Curr Opin Neurol. 2004 Jun;17(3):247-55
Pluchino S, Furlan R, Martino G.
Neuroimmunology Unit - Department of Biotechnology (DIBIT) and Department of Neurology and Neurophysiology, San Raffaele Scientific Institute, Milan, Italy.
PURPOSE OF REVIEW:
Spontaneous remyelination occurs in the central nervous system of patients with multiple sclerosis.
However, this process is not robust enough to promote a functional and stable recovery of the myelin architecture.
The development of cell-based therapies, aimed at promoting multifocal remyelination, is therefore foreseen.
Several experimental cell-based strategies aimed at replacing damaged myelin-forming cells have been developed in the last few years.
However, most of these therapeutic approaches - although consistently able to form new myelin sheaths at the transplantation site - are unfeasible owing to the mutifocality of the demyelinating process in multiple sclerosis patients and the inability to grow and produce large numbers of differentiated myelin-forming cells in vitro.
Stem cell-based therapies that partially overcome these limitations have been proposed recently.
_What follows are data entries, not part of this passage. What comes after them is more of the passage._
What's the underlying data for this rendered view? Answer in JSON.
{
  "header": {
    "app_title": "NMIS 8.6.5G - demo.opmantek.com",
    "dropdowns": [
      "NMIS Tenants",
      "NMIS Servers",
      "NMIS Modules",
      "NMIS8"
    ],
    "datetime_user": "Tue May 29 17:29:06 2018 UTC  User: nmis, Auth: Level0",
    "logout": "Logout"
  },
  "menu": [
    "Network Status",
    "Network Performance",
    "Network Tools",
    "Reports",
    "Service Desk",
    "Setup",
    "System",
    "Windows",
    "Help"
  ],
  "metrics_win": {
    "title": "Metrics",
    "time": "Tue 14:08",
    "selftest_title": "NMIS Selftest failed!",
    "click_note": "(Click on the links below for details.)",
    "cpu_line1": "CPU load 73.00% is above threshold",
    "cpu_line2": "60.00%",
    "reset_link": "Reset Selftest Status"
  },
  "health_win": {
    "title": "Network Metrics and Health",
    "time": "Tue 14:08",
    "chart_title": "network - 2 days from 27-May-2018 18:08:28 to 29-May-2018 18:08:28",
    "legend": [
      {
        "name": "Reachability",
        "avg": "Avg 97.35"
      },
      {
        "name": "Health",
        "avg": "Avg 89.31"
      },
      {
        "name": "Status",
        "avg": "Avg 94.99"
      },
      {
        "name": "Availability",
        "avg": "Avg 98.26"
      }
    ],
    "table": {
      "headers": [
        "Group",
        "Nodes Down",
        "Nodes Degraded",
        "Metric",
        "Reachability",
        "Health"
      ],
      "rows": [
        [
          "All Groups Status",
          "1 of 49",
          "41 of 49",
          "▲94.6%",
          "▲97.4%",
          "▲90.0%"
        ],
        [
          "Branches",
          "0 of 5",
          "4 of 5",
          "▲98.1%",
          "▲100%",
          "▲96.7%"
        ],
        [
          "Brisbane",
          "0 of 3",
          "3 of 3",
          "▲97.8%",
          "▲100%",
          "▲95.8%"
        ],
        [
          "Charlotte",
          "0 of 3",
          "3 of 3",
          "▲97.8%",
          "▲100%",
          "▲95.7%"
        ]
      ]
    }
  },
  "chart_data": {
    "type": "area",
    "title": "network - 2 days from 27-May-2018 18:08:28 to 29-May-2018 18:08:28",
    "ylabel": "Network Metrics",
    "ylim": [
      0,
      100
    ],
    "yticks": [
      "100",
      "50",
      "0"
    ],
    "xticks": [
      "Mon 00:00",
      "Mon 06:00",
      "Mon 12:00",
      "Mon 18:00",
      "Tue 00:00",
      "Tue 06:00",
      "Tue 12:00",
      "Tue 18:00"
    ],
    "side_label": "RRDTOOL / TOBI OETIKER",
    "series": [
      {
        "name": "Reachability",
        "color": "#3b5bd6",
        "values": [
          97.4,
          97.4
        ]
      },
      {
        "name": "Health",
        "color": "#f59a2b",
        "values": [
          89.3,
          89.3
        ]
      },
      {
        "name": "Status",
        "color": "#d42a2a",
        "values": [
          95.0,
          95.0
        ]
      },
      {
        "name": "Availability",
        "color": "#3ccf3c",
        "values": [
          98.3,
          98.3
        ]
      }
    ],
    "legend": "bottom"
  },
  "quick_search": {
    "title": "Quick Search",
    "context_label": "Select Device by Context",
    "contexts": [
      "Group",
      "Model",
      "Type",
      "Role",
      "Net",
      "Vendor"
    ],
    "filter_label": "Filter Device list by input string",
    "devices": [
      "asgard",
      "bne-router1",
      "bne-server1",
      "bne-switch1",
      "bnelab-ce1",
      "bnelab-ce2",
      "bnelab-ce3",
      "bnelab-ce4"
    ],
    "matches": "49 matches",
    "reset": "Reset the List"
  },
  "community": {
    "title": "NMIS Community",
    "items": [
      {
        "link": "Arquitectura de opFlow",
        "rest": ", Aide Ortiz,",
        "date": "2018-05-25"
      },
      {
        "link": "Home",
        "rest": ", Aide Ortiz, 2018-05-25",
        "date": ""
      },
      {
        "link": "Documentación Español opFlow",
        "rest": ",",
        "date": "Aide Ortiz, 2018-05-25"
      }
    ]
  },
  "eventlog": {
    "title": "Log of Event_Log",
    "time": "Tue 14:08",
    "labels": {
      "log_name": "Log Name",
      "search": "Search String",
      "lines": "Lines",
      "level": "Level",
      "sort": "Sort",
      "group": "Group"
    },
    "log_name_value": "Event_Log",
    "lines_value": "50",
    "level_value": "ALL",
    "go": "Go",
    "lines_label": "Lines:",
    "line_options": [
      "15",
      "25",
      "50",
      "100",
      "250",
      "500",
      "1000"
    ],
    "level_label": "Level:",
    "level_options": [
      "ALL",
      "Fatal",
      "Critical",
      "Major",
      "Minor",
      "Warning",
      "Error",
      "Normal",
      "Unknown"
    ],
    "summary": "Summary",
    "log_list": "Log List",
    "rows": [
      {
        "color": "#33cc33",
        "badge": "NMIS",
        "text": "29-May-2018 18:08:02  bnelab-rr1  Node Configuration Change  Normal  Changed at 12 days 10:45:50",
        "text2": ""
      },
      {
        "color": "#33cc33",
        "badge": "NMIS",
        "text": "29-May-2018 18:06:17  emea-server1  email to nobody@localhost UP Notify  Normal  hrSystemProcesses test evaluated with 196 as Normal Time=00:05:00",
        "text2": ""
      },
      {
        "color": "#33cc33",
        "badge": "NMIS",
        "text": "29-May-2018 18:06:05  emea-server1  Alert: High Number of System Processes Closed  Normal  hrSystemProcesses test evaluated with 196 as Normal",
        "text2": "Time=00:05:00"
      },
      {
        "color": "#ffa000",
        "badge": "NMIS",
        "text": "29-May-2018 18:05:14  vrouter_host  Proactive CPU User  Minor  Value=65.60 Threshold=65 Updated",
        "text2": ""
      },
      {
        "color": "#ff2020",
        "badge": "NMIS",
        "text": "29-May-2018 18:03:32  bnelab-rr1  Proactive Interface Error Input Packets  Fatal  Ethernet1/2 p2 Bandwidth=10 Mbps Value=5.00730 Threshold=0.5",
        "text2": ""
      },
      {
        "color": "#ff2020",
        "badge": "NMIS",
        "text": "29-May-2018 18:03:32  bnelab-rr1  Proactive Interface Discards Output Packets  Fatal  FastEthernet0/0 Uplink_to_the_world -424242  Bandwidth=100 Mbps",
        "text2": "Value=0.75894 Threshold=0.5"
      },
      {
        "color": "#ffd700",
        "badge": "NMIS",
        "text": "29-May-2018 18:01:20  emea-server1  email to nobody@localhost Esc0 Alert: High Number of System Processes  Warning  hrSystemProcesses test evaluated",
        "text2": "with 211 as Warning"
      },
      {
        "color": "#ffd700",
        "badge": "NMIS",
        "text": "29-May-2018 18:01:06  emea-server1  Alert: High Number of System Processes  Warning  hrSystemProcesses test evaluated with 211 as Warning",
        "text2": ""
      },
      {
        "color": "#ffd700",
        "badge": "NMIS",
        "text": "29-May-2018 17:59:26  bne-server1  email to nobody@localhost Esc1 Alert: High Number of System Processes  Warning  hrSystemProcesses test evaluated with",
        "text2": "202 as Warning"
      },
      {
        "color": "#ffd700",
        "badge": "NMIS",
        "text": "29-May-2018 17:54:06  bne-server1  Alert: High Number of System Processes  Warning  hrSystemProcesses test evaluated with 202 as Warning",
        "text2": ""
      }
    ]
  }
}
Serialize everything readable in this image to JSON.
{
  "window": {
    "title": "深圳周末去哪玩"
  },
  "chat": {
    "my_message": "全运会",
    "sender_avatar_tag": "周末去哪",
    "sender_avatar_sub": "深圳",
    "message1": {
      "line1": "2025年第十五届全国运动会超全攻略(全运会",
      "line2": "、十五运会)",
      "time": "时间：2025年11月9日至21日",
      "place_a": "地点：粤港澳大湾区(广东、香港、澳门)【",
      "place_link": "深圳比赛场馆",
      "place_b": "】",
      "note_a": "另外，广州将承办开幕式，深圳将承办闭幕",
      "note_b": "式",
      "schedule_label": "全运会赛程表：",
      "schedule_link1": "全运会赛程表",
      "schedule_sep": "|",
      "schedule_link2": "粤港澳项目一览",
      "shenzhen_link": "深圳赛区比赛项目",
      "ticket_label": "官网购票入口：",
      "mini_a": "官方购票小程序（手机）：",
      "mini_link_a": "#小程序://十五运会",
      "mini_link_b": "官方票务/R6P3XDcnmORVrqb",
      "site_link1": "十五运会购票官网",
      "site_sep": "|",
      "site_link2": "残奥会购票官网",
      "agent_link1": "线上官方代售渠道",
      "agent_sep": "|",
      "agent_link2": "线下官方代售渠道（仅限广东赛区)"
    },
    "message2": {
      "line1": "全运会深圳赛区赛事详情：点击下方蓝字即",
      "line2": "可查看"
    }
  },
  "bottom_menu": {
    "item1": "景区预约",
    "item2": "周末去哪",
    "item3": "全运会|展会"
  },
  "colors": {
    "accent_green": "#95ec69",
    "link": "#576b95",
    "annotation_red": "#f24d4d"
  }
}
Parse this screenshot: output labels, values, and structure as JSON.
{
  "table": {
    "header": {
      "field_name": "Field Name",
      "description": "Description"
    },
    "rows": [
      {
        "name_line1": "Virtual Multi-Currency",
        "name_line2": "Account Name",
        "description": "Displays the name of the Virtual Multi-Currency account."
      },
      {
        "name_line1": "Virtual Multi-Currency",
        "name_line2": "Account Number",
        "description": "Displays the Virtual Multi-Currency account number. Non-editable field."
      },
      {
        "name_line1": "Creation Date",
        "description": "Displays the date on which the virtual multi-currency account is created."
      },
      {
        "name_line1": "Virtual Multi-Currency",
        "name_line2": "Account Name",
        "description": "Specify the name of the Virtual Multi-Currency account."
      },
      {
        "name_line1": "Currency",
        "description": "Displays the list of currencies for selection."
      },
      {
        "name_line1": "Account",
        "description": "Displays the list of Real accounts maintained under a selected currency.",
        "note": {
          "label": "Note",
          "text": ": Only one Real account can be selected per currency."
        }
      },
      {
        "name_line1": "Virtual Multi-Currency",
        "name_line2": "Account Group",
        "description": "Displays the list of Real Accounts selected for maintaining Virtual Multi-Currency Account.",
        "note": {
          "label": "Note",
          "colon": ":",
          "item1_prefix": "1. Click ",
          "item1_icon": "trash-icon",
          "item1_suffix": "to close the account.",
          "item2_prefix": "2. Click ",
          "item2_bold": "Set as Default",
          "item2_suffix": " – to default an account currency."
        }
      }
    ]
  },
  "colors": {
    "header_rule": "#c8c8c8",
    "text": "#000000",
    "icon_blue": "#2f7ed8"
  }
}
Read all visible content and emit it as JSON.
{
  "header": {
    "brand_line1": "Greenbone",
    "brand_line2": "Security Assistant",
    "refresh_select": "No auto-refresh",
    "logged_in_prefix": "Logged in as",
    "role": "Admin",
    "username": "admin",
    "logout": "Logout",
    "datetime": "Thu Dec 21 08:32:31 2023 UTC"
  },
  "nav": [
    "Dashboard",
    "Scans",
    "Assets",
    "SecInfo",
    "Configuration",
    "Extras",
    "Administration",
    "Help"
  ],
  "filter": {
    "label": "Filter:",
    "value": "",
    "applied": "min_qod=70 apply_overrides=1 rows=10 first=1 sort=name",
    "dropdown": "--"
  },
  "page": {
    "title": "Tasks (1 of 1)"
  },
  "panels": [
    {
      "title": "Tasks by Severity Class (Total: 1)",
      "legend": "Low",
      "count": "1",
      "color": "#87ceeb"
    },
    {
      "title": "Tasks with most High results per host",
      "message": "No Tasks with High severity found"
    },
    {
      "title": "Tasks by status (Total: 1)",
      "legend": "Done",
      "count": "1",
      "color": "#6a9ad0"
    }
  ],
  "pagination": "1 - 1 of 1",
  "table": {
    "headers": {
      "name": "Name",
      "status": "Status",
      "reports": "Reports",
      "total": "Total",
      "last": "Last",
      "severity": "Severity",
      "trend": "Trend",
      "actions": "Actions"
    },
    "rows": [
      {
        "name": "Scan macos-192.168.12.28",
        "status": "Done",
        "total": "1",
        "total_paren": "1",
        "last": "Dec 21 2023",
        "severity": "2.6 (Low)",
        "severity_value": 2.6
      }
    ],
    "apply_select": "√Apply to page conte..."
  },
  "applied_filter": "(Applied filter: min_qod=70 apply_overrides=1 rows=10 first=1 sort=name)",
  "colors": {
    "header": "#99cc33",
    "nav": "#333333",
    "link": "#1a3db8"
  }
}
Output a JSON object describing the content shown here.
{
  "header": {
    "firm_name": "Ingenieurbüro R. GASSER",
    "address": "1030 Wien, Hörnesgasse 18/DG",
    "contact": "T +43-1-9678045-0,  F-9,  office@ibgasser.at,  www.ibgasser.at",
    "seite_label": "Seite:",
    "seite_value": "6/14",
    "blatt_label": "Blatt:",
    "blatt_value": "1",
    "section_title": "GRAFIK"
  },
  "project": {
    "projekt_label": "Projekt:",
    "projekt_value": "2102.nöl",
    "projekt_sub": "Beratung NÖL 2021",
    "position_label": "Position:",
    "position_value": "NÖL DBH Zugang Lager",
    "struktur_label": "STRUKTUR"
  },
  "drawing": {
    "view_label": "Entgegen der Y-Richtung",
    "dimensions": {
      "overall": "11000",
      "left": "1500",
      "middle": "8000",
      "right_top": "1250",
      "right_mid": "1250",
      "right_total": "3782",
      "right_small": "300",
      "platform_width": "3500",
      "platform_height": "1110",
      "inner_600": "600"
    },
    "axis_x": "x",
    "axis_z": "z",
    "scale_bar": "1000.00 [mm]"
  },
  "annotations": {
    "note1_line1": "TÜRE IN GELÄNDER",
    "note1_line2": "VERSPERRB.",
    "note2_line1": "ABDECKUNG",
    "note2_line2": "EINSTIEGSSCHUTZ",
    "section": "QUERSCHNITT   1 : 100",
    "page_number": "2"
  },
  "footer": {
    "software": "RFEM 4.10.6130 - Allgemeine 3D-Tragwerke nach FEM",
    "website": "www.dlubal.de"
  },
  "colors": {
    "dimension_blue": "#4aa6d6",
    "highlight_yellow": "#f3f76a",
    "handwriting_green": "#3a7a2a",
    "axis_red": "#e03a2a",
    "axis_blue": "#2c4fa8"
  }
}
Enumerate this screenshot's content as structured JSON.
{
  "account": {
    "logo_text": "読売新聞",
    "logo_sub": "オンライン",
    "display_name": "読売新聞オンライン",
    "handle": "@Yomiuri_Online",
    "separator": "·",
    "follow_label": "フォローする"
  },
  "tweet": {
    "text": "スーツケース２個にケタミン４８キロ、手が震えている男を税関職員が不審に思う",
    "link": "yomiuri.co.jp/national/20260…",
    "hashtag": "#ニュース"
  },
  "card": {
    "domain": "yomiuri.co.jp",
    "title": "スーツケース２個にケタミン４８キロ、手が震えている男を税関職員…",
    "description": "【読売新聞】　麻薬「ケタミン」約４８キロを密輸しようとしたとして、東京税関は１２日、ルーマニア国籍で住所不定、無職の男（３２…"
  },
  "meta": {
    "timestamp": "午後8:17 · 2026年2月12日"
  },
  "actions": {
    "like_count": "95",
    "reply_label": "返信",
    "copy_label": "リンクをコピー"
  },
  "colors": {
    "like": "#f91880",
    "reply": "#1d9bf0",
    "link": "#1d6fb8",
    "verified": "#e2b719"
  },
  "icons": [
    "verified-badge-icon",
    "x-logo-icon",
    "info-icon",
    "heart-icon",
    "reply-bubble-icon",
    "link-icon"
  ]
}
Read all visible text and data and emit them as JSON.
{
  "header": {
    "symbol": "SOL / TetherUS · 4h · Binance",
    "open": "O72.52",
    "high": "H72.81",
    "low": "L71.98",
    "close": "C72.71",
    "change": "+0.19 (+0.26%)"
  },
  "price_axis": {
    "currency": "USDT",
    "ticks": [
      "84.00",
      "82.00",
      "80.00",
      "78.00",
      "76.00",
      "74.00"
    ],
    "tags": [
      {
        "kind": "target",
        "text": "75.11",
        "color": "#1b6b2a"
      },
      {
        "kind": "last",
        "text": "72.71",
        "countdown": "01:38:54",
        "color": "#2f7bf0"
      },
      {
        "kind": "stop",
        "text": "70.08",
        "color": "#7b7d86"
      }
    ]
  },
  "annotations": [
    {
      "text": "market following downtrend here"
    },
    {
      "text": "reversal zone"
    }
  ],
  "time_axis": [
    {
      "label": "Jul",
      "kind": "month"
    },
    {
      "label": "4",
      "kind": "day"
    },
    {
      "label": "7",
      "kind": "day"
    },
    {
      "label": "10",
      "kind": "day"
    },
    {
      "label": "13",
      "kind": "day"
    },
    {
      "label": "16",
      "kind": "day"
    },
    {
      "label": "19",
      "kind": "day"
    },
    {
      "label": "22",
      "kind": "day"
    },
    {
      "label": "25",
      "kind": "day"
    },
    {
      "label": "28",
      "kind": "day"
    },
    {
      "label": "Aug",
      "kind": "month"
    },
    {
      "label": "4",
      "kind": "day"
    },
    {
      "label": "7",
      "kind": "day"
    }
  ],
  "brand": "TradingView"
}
Stem cell-based remyelinating therapies can be considered a plausible alternative strategy in immune-mediated demyelinating disorders.
However, before any potential applications in patients with multiple sclerosis can be envisaged, it is necessary to confront the following preliminary, and still unsolved, questions:
(1) the ideal stem cell source for transplantation;
(2) the most appropriate route of stem cell administration; and, last but not least,
(3) the best approach for achieving an appropriate, functional and long-lasting integration of transplanted stem cells into the host tissue.